> _WHAT TO DO_
Among the records below, which lines contain the string "JSON"? Report them.
-- -- --
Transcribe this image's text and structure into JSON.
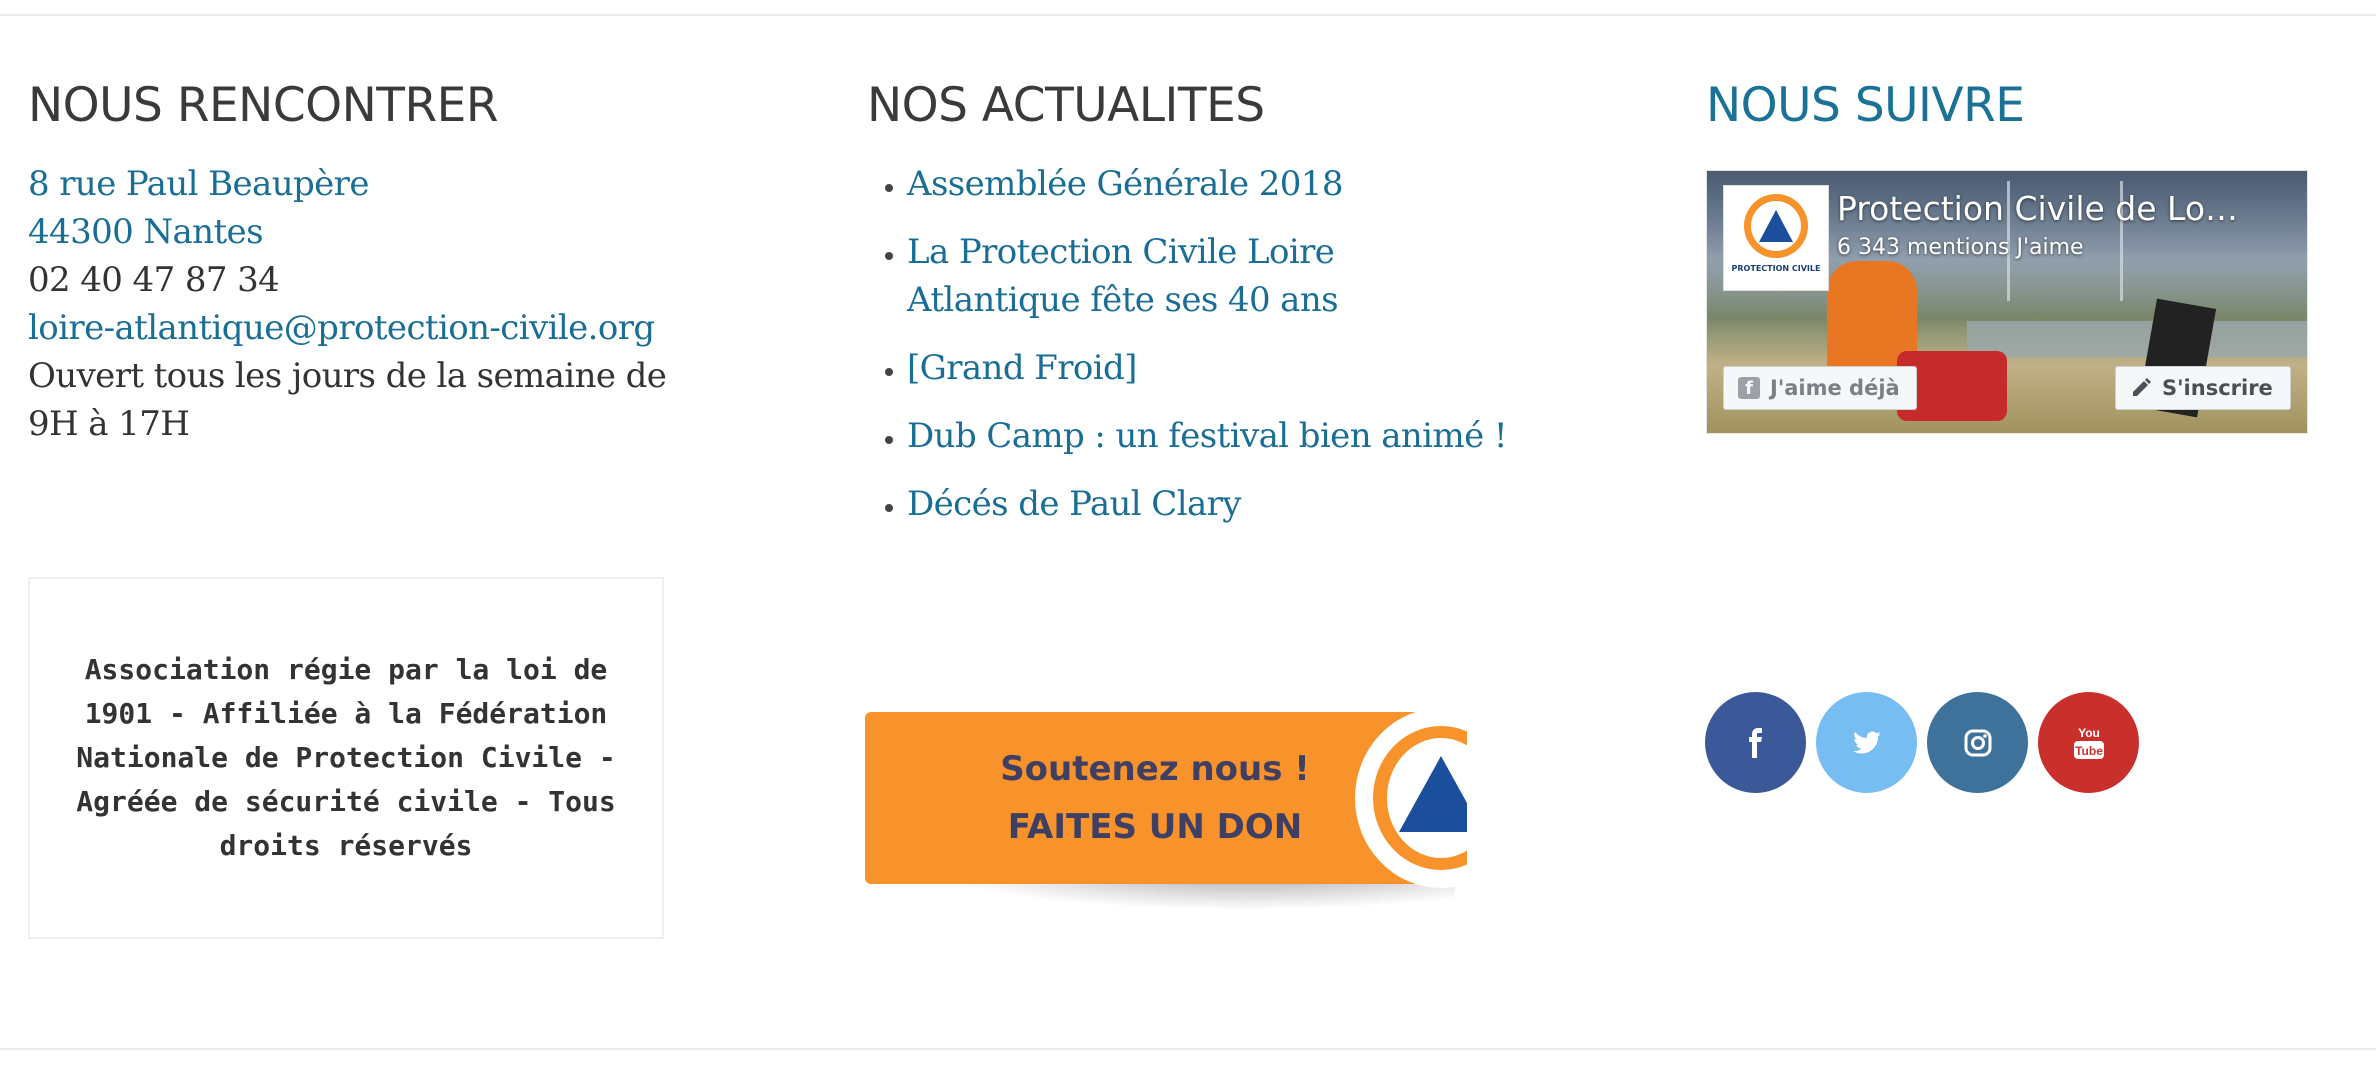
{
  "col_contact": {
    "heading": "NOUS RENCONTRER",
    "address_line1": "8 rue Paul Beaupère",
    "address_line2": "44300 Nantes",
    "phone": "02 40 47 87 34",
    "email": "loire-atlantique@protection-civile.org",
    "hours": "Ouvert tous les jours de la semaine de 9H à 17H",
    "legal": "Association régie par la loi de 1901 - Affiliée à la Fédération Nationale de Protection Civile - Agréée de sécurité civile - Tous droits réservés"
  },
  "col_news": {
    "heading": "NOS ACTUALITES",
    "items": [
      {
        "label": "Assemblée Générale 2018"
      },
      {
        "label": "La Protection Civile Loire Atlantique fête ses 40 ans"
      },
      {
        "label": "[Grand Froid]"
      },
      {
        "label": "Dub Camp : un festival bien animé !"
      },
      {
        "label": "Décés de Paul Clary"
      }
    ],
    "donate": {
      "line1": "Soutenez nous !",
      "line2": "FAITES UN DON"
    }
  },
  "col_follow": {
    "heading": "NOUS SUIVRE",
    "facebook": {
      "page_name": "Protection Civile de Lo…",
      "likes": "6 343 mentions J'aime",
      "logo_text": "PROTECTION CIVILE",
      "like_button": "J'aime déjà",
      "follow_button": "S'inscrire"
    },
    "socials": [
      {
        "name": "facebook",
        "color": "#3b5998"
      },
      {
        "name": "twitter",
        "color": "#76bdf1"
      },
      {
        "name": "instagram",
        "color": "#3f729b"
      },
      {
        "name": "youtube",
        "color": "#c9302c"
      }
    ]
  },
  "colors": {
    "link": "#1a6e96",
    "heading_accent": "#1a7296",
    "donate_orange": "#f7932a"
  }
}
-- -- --
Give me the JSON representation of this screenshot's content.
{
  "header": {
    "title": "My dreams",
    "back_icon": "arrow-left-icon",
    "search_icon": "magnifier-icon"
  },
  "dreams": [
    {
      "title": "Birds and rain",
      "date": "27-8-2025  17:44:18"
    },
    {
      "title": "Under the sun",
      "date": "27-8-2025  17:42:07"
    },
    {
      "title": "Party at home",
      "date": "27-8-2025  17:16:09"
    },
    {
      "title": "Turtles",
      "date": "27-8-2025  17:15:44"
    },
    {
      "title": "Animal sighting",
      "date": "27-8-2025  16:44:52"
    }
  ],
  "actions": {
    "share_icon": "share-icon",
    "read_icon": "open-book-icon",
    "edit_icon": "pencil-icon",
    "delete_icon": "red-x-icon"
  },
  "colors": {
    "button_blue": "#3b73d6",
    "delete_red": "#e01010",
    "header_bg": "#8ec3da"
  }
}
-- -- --
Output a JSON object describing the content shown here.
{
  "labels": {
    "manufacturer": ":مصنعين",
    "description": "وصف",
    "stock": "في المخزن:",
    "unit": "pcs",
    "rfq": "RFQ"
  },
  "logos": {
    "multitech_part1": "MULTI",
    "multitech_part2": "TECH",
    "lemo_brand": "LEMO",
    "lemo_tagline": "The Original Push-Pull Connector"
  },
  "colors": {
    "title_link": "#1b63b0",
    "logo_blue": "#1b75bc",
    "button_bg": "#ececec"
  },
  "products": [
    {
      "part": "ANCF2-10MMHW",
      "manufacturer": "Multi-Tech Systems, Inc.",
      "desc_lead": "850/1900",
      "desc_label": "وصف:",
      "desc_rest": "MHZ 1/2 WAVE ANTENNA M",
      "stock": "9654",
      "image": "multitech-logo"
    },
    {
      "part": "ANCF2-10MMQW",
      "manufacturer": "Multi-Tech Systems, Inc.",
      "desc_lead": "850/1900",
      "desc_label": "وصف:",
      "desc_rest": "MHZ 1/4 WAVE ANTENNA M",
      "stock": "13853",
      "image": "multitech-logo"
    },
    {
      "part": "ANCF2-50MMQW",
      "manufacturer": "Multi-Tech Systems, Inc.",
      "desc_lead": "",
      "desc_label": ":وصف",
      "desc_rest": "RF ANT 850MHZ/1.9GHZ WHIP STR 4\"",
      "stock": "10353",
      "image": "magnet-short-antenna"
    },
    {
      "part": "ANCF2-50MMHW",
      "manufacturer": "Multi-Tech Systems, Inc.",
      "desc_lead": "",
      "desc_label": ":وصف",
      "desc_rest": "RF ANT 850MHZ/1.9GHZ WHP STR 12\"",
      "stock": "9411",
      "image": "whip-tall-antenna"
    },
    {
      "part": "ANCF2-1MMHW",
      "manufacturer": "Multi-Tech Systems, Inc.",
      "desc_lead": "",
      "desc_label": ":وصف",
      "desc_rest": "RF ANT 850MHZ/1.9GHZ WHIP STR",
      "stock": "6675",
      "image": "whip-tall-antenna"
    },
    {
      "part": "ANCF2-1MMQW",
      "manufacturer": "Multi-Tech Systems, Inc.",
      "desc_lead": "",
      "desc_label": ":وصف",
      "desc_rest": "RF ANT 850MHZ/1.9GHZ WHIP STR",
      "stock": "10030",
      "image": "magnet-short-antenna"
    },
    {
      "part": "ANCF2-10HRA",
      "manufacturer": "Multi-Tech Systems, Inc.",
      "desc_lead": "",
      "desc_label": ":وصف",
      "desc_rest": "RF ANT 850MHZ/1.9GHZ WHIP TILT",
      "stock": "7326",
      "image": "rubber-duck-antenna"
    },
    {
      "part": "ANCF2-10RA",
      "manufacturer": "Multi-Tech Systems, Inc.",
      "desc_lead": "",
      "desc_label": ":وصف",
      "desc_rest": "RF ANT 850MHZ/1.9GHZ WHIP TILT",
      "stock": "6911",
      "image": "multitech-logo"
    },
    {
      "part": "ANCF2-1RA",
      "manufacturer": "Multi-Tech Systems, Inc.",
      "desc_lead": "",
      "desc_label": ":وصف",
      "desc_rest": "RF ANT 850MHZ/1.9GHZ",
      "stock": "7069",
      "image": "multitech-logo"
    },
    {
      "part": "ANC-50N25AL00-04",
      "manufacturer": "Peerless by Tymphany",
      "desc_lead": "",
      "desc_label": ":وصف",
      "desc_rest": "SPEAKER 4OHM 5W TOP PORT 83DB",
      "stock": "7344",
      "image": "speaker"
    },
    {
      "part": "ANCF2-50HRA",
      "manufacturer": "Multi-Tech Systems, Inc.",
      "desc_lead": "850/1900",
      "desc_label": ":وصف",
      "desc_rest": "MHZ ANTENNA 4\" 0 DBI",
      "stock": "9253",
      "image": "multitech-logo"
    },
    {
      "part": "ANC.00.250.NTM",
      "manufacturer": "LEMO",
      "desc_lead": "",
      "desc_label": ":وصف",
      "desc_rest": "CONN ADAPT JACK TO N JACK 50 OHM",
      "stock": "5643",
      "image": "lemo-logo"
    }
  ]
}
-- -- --
> _TASK OUTPUT_
Transcribe this image's text and structure into JSON.
Give me the JSON representation of this screenshot's content.
Output a JSON object describing the content shown here.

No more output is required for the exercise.